Needless to say, to say that would be a serious travesty and violation of the ANC’s constitutional rights for which De Klerk purports to be a champion.

It would be advisable for De Klerk to also note that the new generation of all hues that has just found its political consciousness and activism is prone to initiate struggles independent of the ANC. This generation is free of the historical baggage that the ANC or the National Party leaders have.

They were neither oppressed nor oppressors as many liberals are wont on reminding us. However, because injustice will always be injustice irrespective of a historical stage, this new generation has begun to point out injustices in their socio-economic conditions.

To think that the ANC will fold its arms and do nothing in the face of this looming explosion is to invite Tahrir Square to South Africa.

As the governing party, the ANC has no choice but to respond to these old economic demands by the new generation.

As a responsible party, the ANC has not threatened anything outside the law to address these demands.
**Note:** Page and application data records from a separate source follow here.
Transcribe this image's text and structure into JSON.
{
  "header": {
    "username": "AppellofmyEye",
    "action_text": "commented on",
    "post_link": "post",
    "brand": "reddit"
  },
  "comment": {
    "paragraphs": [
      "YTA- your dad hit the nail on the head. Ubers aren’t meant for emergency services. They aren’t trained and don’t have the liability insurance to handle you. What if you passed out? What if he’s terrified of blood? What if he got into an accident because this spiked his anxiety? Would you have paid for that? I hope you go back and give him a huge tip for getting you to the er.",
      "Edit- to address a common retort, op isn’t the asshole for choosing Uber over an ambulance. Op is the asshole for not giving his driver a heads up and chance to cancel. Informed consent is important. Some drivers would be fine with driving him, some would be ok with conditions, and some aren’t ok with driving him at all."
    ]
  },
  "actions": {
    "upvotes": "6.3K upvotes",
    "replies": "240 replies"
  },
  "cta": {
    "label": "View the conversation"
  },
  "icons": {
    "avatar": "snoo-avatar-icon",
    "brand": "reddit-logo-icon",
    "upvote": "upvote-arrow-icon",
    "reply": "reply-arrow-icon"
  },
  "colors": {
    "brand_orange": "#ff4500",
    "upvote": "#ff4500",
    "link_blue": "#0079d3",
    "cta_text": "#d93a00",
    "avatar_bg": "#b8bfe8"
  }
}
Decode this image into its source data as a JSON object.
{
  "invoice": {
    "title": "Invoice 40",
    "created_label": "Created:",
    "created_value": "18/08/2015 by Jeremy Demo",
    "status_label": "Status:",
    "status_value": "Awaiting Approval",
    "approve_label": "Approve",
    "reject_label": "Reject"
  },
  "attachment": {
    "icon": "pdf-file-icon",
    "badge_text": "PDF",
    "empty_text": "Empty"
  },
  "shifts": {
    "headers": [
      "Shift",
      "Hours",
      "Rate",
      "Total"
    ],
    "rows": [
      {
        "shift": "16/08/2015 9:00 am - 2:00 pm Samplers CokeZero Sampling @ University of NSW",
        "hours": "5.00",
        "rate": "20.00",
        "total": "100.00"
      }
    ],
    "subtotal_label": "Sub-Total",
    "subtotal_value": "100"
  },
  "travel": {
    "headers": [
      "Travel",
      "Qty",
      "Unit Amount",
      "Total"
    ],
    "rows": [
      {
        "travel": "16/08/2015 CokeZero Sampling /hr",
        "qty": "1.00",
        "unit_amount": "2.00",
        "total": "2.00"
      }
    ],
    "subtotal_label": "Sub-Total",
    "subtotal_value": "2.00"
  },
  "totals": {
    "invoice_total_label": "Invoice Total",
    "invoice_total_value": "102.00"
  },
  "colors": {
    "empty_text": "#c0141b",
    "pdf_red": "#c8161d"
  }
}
Where such is the case, we have functioning independent courts for anyone to approach to lay a complaint in that regard.

Instead of parading liberal watchwords of the old society, property, family, religion and order for the minority and to which all must kneel and pray; and instead of playing a divisive role that diminishes the important part he played during the negotiations for a democratic South Africa, De Klerk should place his knowledge and skills at the disposal of the nation in its efforts to build a meaningful democracy that has a strong socio-economic content for the improvement of the material life of all South Africans irrespective of race, gender or language. ‑ Politics Web